**Task goal**
Check each line of the data for the string "icon". Report how many have it, and give nothing else.

(Page and application data records)
^^^^
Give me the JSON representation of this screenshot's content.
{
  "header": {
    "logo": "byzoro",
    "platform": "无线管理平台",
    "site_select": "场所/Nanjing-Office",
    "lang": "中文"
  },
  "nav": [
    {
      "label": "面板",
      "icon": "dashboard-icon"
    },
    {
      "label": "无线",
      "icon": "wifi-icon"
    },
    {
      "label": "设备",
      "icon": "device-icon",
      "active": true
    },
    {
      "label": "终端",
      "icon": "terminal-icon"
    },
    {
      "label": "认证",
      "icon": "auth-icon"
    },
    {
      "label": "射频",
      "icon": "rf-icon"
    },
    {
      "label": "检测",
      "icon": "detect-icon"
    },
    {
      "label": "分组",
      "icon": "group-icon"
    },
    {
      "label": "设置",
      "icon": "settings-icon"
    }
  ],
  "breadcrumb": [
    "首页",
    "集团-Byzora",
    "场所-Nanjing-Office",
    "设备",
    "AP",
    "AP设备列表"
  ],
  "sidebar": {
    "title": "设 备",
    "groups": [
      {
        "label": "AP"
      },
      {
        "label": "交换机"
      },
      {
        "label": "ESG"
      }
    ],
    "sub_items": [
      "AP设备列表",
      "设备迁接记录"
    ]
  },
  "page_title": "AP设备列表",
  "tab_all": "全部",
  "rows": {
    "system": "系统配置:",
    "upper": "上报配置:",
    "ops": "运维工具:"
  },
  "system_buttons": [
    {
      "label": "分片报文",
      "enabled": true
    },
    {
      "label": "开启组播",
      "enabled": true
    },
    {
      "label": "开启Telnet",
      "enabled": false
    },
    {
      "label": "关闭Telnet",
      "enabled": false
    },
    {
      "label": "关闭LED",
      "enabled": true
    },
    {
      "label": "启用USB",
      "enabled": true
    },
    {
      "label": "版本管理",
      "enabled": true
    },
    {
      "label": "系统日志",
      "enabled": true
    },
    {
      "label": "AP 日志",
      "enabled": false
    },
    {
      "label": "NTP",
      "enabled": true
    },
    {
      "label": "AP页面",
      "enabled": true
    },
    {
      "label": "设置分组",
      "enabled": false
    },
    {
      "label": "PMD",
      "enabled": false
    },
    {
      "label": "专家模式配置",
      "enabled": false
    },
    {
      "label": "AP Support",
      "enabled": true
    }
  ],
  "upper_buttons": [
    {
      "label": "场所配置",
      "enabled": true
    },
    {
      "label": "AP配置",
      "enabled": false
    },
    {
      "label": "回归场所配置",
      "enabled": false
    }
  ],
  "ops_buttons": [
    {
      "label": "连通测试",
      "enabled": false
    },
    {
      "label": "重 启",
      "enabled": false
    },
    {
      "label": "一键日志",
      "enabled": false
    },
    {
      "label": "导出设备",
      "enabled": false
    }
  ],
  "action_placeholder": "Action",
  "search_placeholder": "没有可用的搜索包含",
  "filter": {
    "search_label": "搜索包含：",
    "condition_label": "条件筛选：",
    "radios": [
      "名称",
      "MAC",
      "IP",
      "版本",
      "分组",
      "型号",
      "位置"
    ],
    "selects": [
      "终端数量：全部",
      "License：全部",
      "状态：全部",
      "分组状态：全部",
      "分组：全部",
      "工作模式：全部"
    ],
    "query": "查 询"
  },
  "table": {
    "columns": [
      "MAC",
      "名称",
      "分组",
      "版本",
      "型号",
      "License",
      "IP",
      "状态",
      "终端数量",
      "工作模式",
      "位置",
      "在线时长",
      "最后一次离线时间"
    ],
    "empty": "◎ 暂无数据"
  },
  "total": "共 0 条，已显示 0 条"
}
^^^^
**Reply to the exercise**
9